The government is preparing to embark on its largest reform of Medicare since the program's creation in 1965. Who will be the winners among companies that develop, manufacture and sell drugs?
While the plan is designed primarily to coax seniors into the arms of private health care providers through a system of subsidies, its most immediate impact on publicly traded companies could be the result of one of its tangential provisions. Generic drugmakers such as
would see their competitive positions greatly enhanced by passage of rules in both the House and Senate bills that would limit the amount of patent redress to which brand-name manufacturers are entitled.
Big pharmaceutical companies have in the past delayed the onset of generic competition by repeatedly seeking 30-month patent extensions by claiming to have found new science in old medicine. Under the proposed changes, brand-name drug manufacturers would be allowed to seek a 30-month patent extension just once.
Once Is Enough
"The 30-month patent stay will help bring generic medication to the marketplace," said Greg Howard, a spokesman for the Generic Pharmaceutical Association, an industry lobbying organization.
Big pharma itself is widely seen as reaping an immediate (though perhaps fleeting) benefit from the overhaul, different versions of which were passed two weeks ago by the House and Senate. While the chambers must now work out a compromise, the government is generally expected to spend $400 billion over the next 10 years to pay for prescription drug coverage for the elderly through Medicare or other private plans.

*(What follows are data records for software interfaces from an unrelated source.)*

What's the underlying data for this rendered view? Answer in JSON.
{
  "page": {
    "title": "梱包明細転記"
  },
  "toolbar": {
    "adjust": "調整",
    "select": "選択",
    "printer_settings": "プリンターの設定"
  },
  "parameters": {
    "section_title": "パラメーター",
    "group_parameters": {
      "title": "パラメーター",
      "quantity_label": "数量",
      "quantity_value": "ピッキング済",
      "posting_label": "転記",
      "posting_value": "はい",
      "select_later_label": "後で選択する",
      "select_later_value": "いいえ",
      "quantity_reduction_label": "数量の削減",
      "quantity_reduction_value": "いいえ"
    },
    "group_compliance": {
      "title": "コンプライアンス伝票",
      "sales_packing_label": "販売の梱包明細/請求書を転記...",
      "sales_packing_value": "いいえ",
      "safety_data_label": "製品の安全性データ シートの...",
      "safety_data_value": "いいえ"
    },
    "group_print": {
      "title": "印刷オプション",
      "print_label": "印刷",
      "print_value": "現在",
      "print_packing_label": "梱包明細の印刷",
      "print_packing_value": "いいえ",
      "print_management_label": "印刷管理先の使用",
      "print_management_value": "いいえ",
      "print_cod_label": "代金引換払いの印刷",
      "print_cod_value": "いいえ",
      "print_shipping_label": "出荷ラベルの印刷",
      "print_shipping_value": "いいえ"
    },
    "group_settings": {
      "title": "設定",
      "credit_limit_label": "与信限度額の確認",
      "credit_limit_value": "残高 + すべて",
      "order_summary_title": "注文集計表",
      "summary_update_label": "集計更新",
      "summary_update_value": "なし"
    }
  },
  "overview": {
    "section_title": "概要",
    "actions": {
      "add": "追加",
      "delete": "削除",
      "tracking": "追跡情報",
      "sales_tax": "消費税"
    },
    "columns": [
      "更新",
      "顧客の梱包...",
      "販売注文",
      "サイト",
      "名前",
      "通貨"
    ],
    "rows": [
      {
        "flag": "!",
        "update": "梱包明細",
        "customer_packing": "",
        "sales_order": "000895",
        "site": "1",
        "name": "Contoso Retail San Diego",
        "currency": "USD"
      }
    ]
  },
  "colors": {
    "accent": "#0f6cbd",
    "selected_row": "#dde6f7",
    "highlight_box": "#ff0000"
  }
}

The details are complex, but analysts say it stands to reason that anything facilitating that much extra access to prescriptions will benefit the likes of
Johnson & Johnson
-- at least at first.
"Ten million Medicare beneficiaries would gain access to drug benefits," said Paul Heldman, an analyst at the Schwab Washington Research Group, adding that a senior citizen with drug insurance fills 32 prescriptions a year, on average. An elderly person without it fills 25 a year.
"In the short term, the Medicare bill is going to benefit drug companies," said Heldman.
Over the long run, however, the advantages for big pharmaceutical companies are less certain, and in fact the measure could turn out to be very costly. As soon as Medicare reform gets under way, the government is expected to pay increased attention to drug pricing.
"Pharmaceutical companies could end up being losers," said Heldman. "The prescription benefit program is going to cost more than the $400 billion that lawmakers are anticipating right now. Traditionally, when costs get out of hand, the government reacts by lowering prices."
Another sector that stands to lose is biotech. While companies such as
could get higher fees for administering their drugs, it's unlikely that private insurers will look as favorably on their treatments as the government has. That could put dents in some of their Medicare-dependent blockbusters.
In theory, the reforms' subsidies and risk-management measures would make insuring elderly Americans profitable enough that private providers would step in and take over some of Medicare's role. Private firms would also offer a prescription drug benefit to seniors who opt to remain in Medicare -- potentially through pharmacy benefit managers, or PBMs, such as
That represents a new role for those firms, which are now essentially distribution syndicates for the major pharmaceutical companies. It remains far from clear whether they would step in.
"Historically, Congress has proven to be bad at creating new markets," said Dan Mendelson, president of Health Strategies Consultancy in Washington. "Now, they're trying to create a market for drug-only insurance programs, and I have deep reservations about whether they can succeed in this ... the whole idea of drug-only insurance programs is very unlikely to work in the long run."
But even if that portion fails to win backing, the extra volume created by the prescription reform stands to be a boon for PBM companies.
"Overall, both packages are great for PBMs," Mendelson said. "Although the long-term plan is flawed, PBMs will be well-positioned to work out the problems with the government over time, and they will benefit from the final result. They'll have a good amount of time to figure all of this out."
One sector that would almost certainly benefit is that of pharmacy operators, whose low-margin business is helped by any increase in volume. The biggest, such as
, would cash in on a rise in prescription volume. They would also benefit if proposals passed that would allow for 90-day prescriptions. Right now, drugstores are restricted to filling 30-day scripts.
Overall, health care experts are confident that President Bush will sign a Medicare bill into law by next fall. The president has been suggesting that health care reform is a key to his re-election in 2004.
"Republicans are eager to set a precedent for privatizing the program," said Rami Armon, a health care analyst at Lehman Brothers Washington Research. "Meanwhile, Democrats want to expand the size of benefits administered under traditional fee-for-service Medicare."
Ultimately, of course, the impact of new legislation on Wall Street will depend on its final outcome.
Nat Worden contributed to this story.